A.J. from Ann Arbor, Mich., writes: Hi Adam, there are some great quarterbacks in the league this year, many of whom are great runners, but we've seen that injuries can weigh heavily on a team's success. Who in your mind are best back-up quarterbacks in the league?

Adam Rittenberg: A.J., you bring up a really good point. Backup quarterbacks could play a big role in determining the Big Ten champion. Penn State has two QBs with starting experience (Rob Bolden and Matt McGloin), so its backup won't be totally green. Purdue's backup (Rob Henry or Robert Marve) also will have starting experience. Michigan's Devin Gardner has a lot of natural gifts and could end up being a strong fit in Borges' offense, but he hasn't done much in games. Michigan State's Andrew Maxwell has drawn good reviews, but he needs to prove himself in games. I'm hearing good things about Northwestern's Kain Colter, who did some impressive things in the TicketCity Bowl.

Brian from Gaithersburg, Md., writes: Hey Adam,I'm a Boilermaker living in ACC country, so I'm wondering what ramifications the investigation of "The U" will have on the Purdue squad. I saw a Yahoo! news investigation and it implicated Robert Marve in a BIG way. Do you think Purdue will have to vacate the wins they got with Marve last year (all both of them)? What does the future hold for Marve at Purdue?

Adam Rittenberg: Brian, Purdue shouldn't have to worry too much about playing Marve last year, unless it somehow had prior knowledge of these allegations with Marve and Nevin Shapiro (unlikely). But going forward, it's important for Purdue to gauge how Marve's eligibility could be affected before sending him out on the field. The NCAA is investigating, and Purdue must keep a close eye on what's happening. If there's a strong chance Marve's eligibility changes, Purdue would be wise to keep him on the sideline.

Brad from Athens, Ohio, writes: Hey Adam, being someone who aspires to be a university athletic director, the expansion talk excites me and I have a few bold predictions I would like you to weigh in on. I believe these predictions will take place within the next five years (probably less)1) There will be five "super-conferences"; B1G, SEC, PAC-?, ACC/Big East merger and the MWC.2) I think the B1G, PAC and SEC will snag who they want from the Big 12, ACC and Big East, getting the B1G into the NYC market and the PAC and SEC into Texas. B1G has a shot to get farther south with the likes of OU and Maryland.3) The remaining Big East and ACC teams will merge to prevent being left out.4) The MWC will swoop in to save the likes of Kansas, Kansas St, Iowa St and Baylor and the conference will also receive a BCS tie in.5) ND remains independent (not so bold) but Texas will also become an independent with no conference allowing them to bully the smaller schools in their conference.

Adam Rittenberg: 1) Wouldn't be shocked if superconferences come in the next 5-10 years, although I absolutely hate the idea as it would dilute these leagues. You can have a playoff without superconferences.

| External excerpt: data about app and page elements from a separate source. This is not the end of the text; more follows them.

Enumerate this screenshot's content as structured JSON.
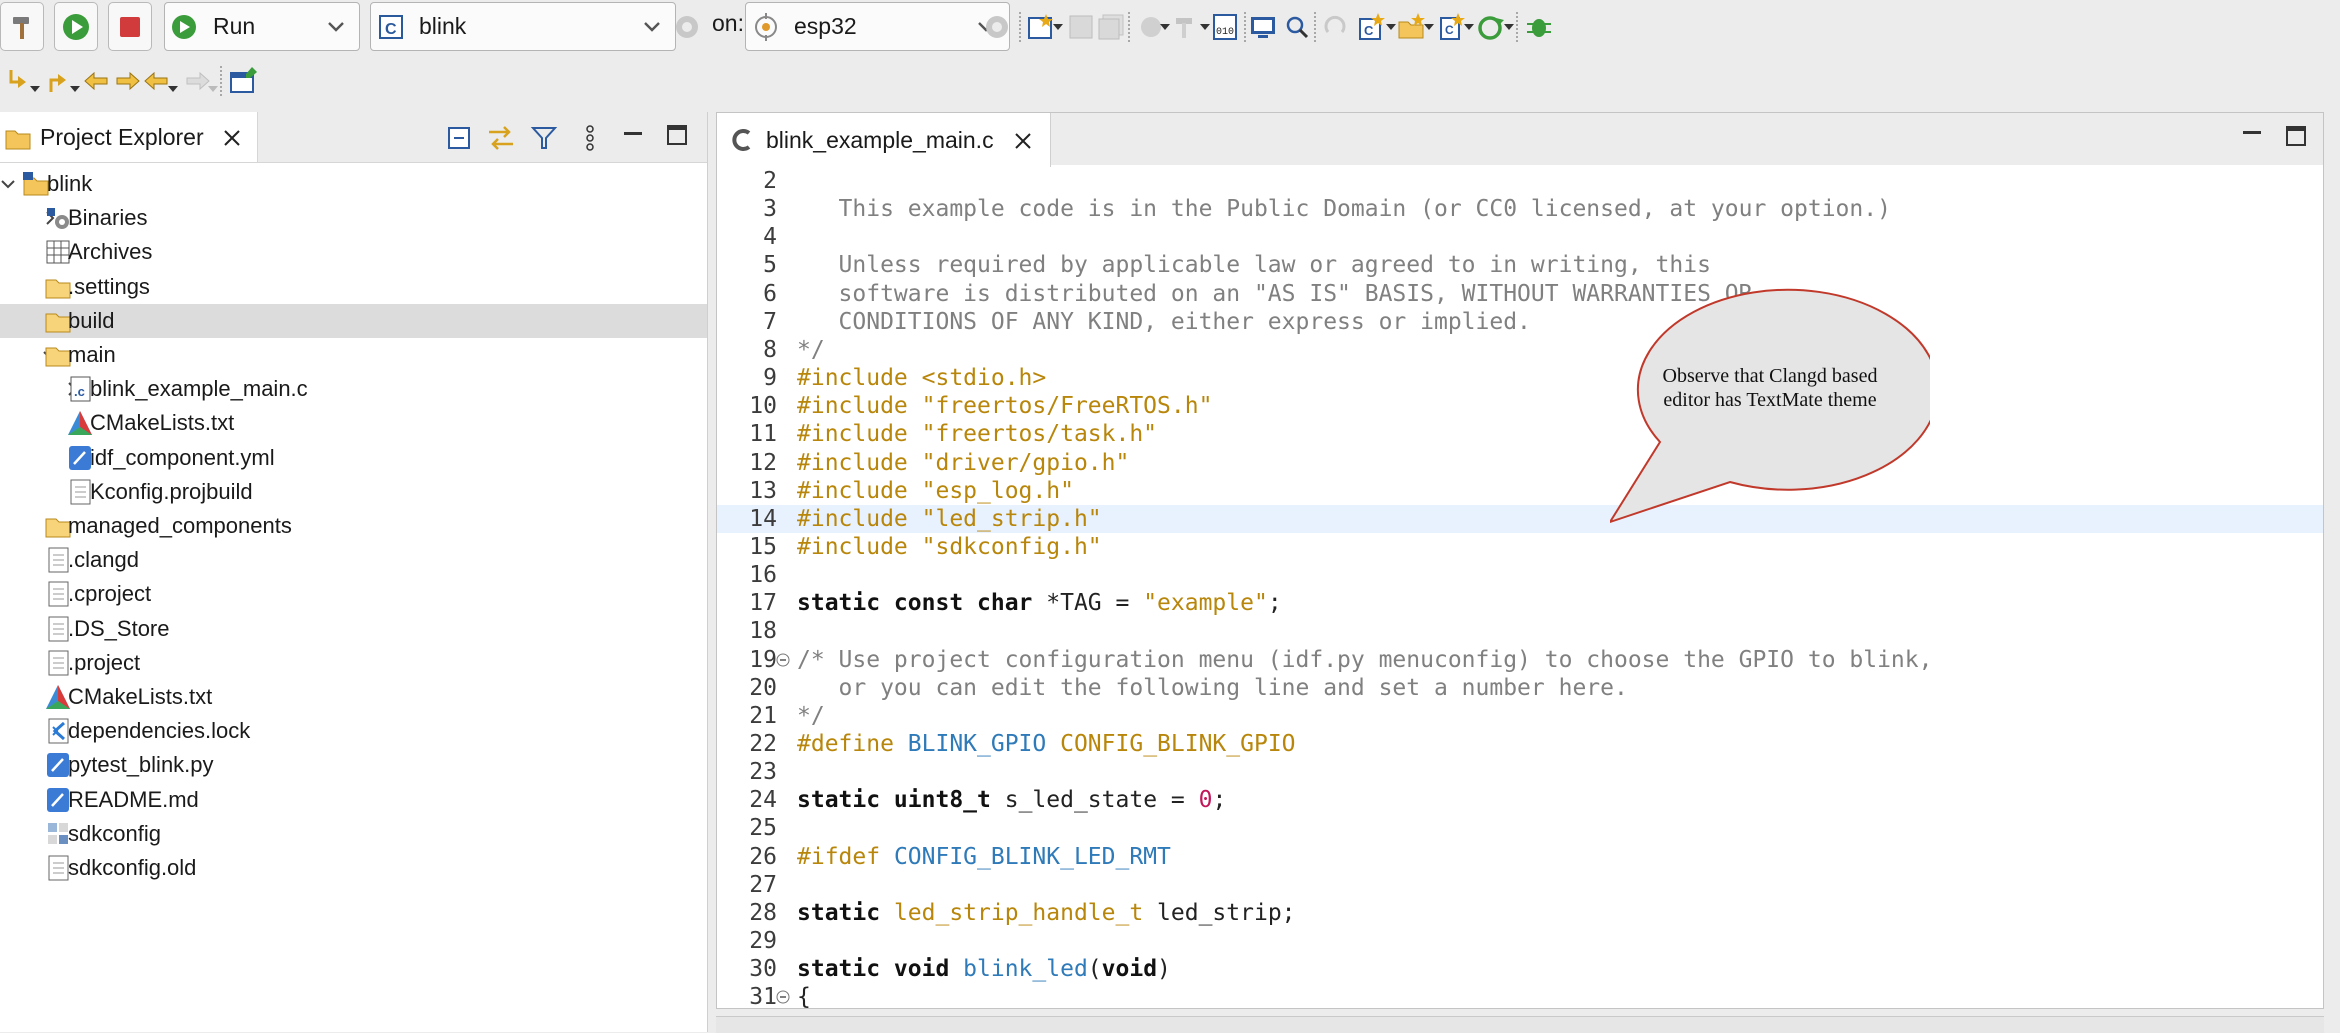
{
  "toolbar": {
    "run_mode": "Run",
    "launch_config": "blink",
    "on_label": "on:",
    "target": "esp32"
  },
  "explorer": {
    "title": "Project Explorer",
    "tree": [
      {
        "label": "blink",
        "depth": 0,
        "twisty": "expanded",
        "icon": "project-folder-icon"
      },
      {
        "label": "Binaries",
        "depth": 1,
        "twisty": "collapsed",
        "icon": "binaries-icon"
      },
      {
        "label": "Archives",
        "depth": 1,
        "twisty": "collapsed",
        "icon": "archives-icon"
      },
      {
        "label": ".settings",
        "depth": 1,
        "twisty": "collapsed",
        "icon": "folder-icon"
      },
      {
        "label": "build",
        "depth": 1,
        "twisty": "collapsed",
        "icon": "folder-icon",
        "selected": true
      },
      {
        "label": "main",
        "depth": 1,
        "twisty": "expanded",
        "icon": "folder-icon"
      },
      {
        "label": "blink_example_main.c",
        "depth": 2,
        "twisty": "collapsed",
        "icon": "c-file-icon"
      },
      {
        "label": "CMakeLists.txt",
        "depth": 2,
        "twisty": "none",
        "icon": "cmake-icon"
      },
      {
        "label": "idf_component.yml",
        "depth": 2,
        "twisty": "none",
        "icon": "yml-file-icon"
      },
      {
        "label": "Kconfig.projbuild",
        "depth": 2,
        "twisty": "none",
        "icon": "text-file-icon"
      },
      {
        "label": "managed_components",
        "depth": 1,
        "twisty": "collapsed",
        "icon": "folder-icon"
      },
      {
        "label": ".clangd",
        "depth": 1,
        "twisty": "none",
        "icon": "text-file-icon"
      },
      {
        "label": ".cproject",
        "depth": 1,
        "twisty": "none",
        "icon": "text-file-icon"
      },
      {
        "label": ".DS_Store",
        "depth": 1,
        "twisty": "none",
        "icon": "text-file-icon"
      },
      {
        "label": ".project",
        "depth": 1,
        "twisty": "none",
        "icon": "text-file-icon"
      },
      {
        "label": "CMakeLists.txt",
        "depth": 1,
        "twisty": "none",
        "icon": "cmake-icon"
      },
      {
        "label": "dependencies.lock",
        "depth": 1,
        "twisty": "none",
        "icon": "vscode-file-icon"
      },
      {
        "label": "pytest_blink.py",
        "depth": 1,
        "twisty": "none",
        "icon": "py-file-icon"
      },
      {
        "label": "README.md",
        "depth": 1,
        "twisty": "none",
        "icon": "md-file-icon"
      },
      {
        "label": "sdkconfig",
        "depth": 1,
        "twisty": "none",
        "icon": "sdkconfig-icon"
      },
      {
        "label": "sdkconfig.old",
        "depth": 1,
        "twisty": "none",
        "icon": "text-file-icon"
      }
    ]
  },
  "editor": {
    "tab_title": "blink_example_main.c",
    "current_line": 14,
    "lines": [
      {
        "n": "2",
        "tokens": []
      },
      {
        "n": "3",
        "tokens": [
          [
            "comment",
            "   This example code is in the Public Domain (or CC0 licensed, at your option.)"
          ]
        ]
      },
      {
        "n": "4",
        "tokens": []
      },
      {
        "n": "5",
        "tokens": [
          [
            "comment",
            "   Unless required by applicable law or agreed to in writing, this"
          ]
        ]
      },
      {
        "n": "6",
        "tokens": [
          [
            "comment",
            "   software is distributed on an \"AS IS\" BASIS, WITHOUT WARRANTIES OR"
          ]
        ]
      },
      {
        "n": "7",
        "tokens": [
          [
            "comment",
            "   CONDITIONS OF ANY KIND, either express or implied."
          ]
        ]
      },
      {
        "n": "8",
        "tokens": [
          [
            "comment",
            "*/"
          ]
        ]
      },
      {
        "n": "9",
        "tokens": [
          [
            "pre",
            "#include "
          ],
          [
            "str",
            "<stdio.h>"
          ]
        ]
      },
      {
        "n": "10",
        "tokens": [
          [
            "pre",
            "#include "
          ],
          [
            "str",
            "\"freertos/FreeRTOS.h\""
          ]
        ]
      },
      {
        "n": "11",
        "tokens": [
          [
            "pre",
            "#include "
          ],
          [
            "str",
            "\"freertos/task.h\""
          ]
        ]
      },
      {
        "n": "12",
        "tokens": [
          [
            "pre",
            "#include "
          ],
          [
            "str",
            "\"driver/gpio.h\""
          ]
        ]
      },
      {
        "n": "13",
        "tokens": [
          [
            "pre",
            "#include "
          ],
          [
            "str",
            "\"esp_log.h\""
          ]
        ]
      },
      {
        "n": "14",
        "tokens": [
          [
            "pre",
            "#include "
          ],
          [
            "str",
            "\"led_strip.h\""
          ]
        ]
      },
      {
        "n": "15",
        "tokens": [
          [
            "pre",
            "#include "
          ],
          [
            "str",
            "\"sdkconfig.h\""
          ]
        ]
      },
      {
        "n": "16",
        "tokens": []
      },
      {
        "n": "17",
        "tokens": [
          [
            "kw",
            "static const char "
          ],
          [
            "plain",
            "*TAG = "
          ],
          [
            "str",
            "\"example\""
          ],
          [
            "plain",
            ";"
          ]
        ]
      },
      {
        "n": "18",
        "tokens": []
      },
      {
        "n": "19",
        "fold": true,
        "tokens": [
          [
            "comment",
            "/* Use project configuration menu (idf.py menuconfig) to choose the GPIO to blink,"
          ]
        ]
      },
      {
        "n": "20",
        "tokens": [
          [
            "comment",
            "   or you can edit the following line and set a number here."
          ]
        ]
      },
      {
        "n": "21",
        "tokens": [
          [
            "comment",
            "*/"
          ]
        ]
      },
      {
        "n": "22",
        "tokens": [
          [
            "pre",
            "#define "
          ],
          [
            "macro",
            "BLINK_GPIO "
          ],
          [
            "pre",
            "CONFIG_BLINK_GPIO"
          ]
        ]
      },
      {
        "n": "23",
        "tokens": []
      },
      {
        "n": "24",
        "tokens": [
          [
            "kw",
            "static uint8_t "
          ],
          [
            "plain",
            "s_led_state = "
          ],
          [
            "num",
            "0"
          ],
          [
            "plain",
            ";"
          ]
        ]
      },
      {
        "n": "25",
        "tokens": []
      },
      {
        "n": "26",
        "tokens": [
          [
            "pre",
            "#ifdef "
          ],
          [
            "macro",
            "CONFIG_BLINK_LED_RMT"
          ]
        ]
      },
      {
        "n": "27",
        "tokens": []
      },
      {
        "n": "28",
        "tokens": [
          [
            "kw",
            "static "
          ],
          [
            "pre",
            "led_strip_handle_t "
          ],
          [
            "plain",
            "led_strip;"
          ]
        ]
      },
      {
        "n": "29",
        "tokens": []
      },
      {
        "n": "30",
        "tokens": [
          [
            "kw",
            "static void "
          ],
          [
            "fn",
            "blink_led"
          ],
          [
            "plain",
            "("
          ],
          [
            "kw",
            "void"
          ],
          [
            "plain",
            ")"
          ]
        ]
      },
      {
        "n": "31",
        "fold": true,
        "tokens": [
          [
            "plain",
            "{"
          ]
        ]
      }
    ]
  },
  "callout": {
    "line1": "Observe that Clangd based",
    "line2": "editor has TextMate theme"
  },
  "colors": {
    "selection": "#dcdcdc",
    "current_line": "#e8f2fe",
    "preprocessor": "#b8860b",
    "string": "#b8860b",
    "comment": "#808080",
    "macro": "#2f7ab8",
    "number": "#c2185b",
    "callout_fill": "#e5e5e5",
    "callout_stroke": "#c0392b"
  }
}
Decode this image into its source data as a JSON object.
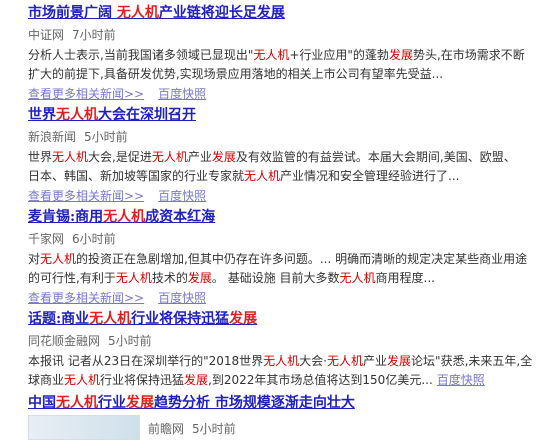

But yes, the momentum is there. 2) I think the ACC needs to be concerned if there's another realignment wave. The Big 12 would likely dissolve, but the ACC could be in trouble, too. Several ACC schools make more sense culturally for the Big Ten than Big 12 schools do. 3) We could see a Big East-ACC merge, but it still might be one giant weak league. 4) The Mountain West could have an opportunity to strengthen itself if there's another shakeup. 5) Texas wants to remain affiliated with a conference, but the Longhorns have to remain open to being an independent.